If you've never heard of Moebius, you're not alone. The name is foreign even to many health care professionals. There are about 800 known cases in the United States, and a sizable percentage of affected people were in Colorado for the conference.
One of those cases is my 5-year-old son, Willem. Like many other families, we went to the conference to learn and to share our successes. With so few cases, parents and caregivers are often the experts on treating Moebius. Topics range from techniques for feeding a baby who can't suck, to eye drop solutions for a kid who can't blink, to the best sunglasses and hats for a kid who can't squint.
But when it comes to growing up with Moebius, the best advice often comes from those who have lived through it. What is it like, to use keynote speaker Terri Tate's phrase, having "a face of distinction?" The consensus from that panel of adults: People will stare, so use it to your advantage. They suggested waving or saying hello to break the silence.
As for the teasing and taunting, panelist Leslie Dhaseleer shared what her parents told her when she would get bullied for looking different. "(My parents) said those kids were the ones with the problem, not me. And I should feel sorry for them for not knowing any better.

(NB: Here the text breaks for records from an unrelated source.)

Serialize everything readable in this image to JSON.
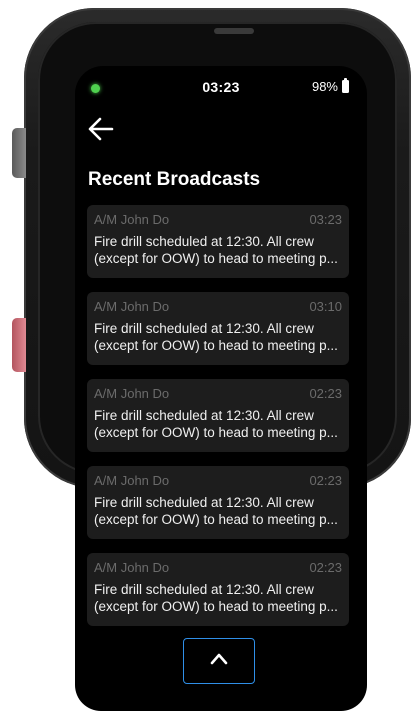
{
  "status_bar": {
    "time": "03:23",
    "battery": "98%",
    "indicator_color": "#4fd14f"
  },
  "header": {
    "back_icon": "arrow-left-icon",
    "title": "Recent Broadcasts"
  },
  "broadcasts": [
    {
      "sender": "A/M John Do",
      "time": "03:23",
      "line1": "Fire drill scheduled at 12:30. All crew",
      "line2": "(except for OOW) to head to meeting p..."
    },
    {
      "sender": "A/M John Do",
      "time": "03:10",
      "line1": "Fire drill scheduled at 12:30. All crew",
      "line2": "(except for OOW) to head to meeting p..."
    },
    {
      "sender": "A/M John Do",
      "time": "02:23",
      "line1": "Fire drill scheduled at 12:30. All crew",
      "line2": "(except for OOW) to head to meeting p..."
    },
    {
      "sender": "A/M John Do",
      "time": "02:23",
      "line1": "Fire drill scheduled at 12:30. All crew",
      "line2": "(except for OOW) to head to meeting p..."
    },
    {
      "sender": "A/M John Do",
      "time": "02:23",
      "line1": "Fire drill scheduled at 12:30. All crew",
      "line2": "(except for OOW) to head to meeting p..."
    }
  ],
  "footer": {
    "scroll_up_icon": "chevron-up-icon",
    "accent_color": "#2f8fe8"
  }
}
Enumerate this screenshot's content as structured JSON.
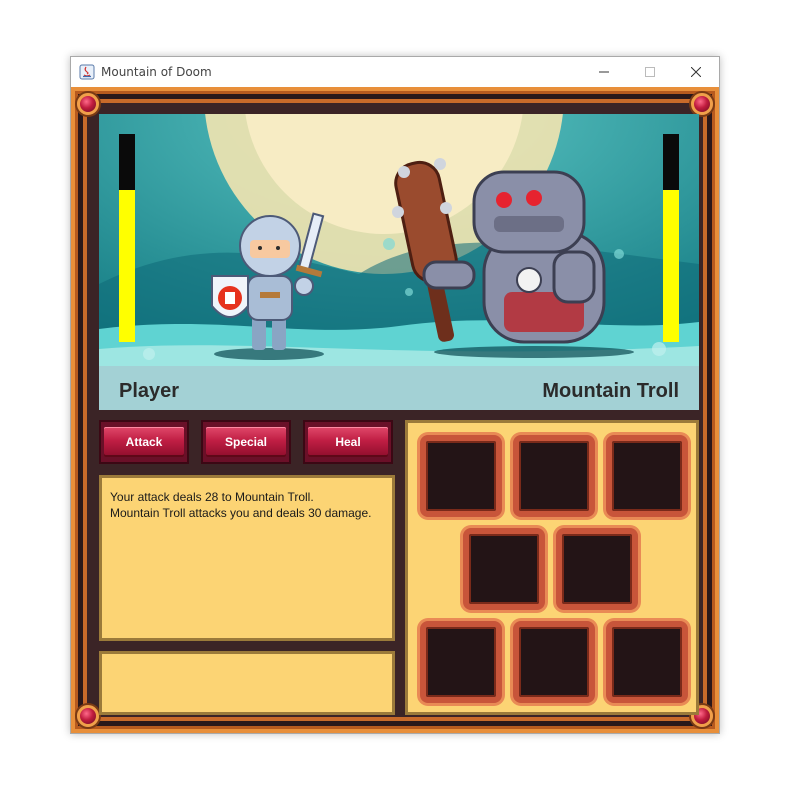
{
  "window": {
    "title": "Mountain of Doom"
  },
  "battle": {
    "player": {
      "name": "Player",
      "hp_fraction": 0.73
    },
    "enemy": {
      "name": "Mountain Troll",
      "hp_fraction": 0.73
    }
  },
  "actions": [
    {
      "label": "Attack"
    },
    {
      "label": "Special"
    },
    {
      "label": "Heal"
    }
  ],
  "log": {
    "lines": [
      "Your attack deals 28 to Mountain Troll.",
      "Mountain Troll attacks you and deals 30 damage."
    ]
  },
  "input": {
    "value": ""
  },
  "inventory": {
    "slots": 8
  },
  "colors": {
    "hp_fill": "#ffff00",
    "hp_empty": "#0a0a0a",
    "button": "#c01e44",
    "panel": "#fcd474",
    "frame": "#3b2426"
  }
}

And I believed it."
I know soon my son will come home and ask me what he should do about the looks he gets. Thanks to the wisdom of people who've been there, I have the beginning of that script.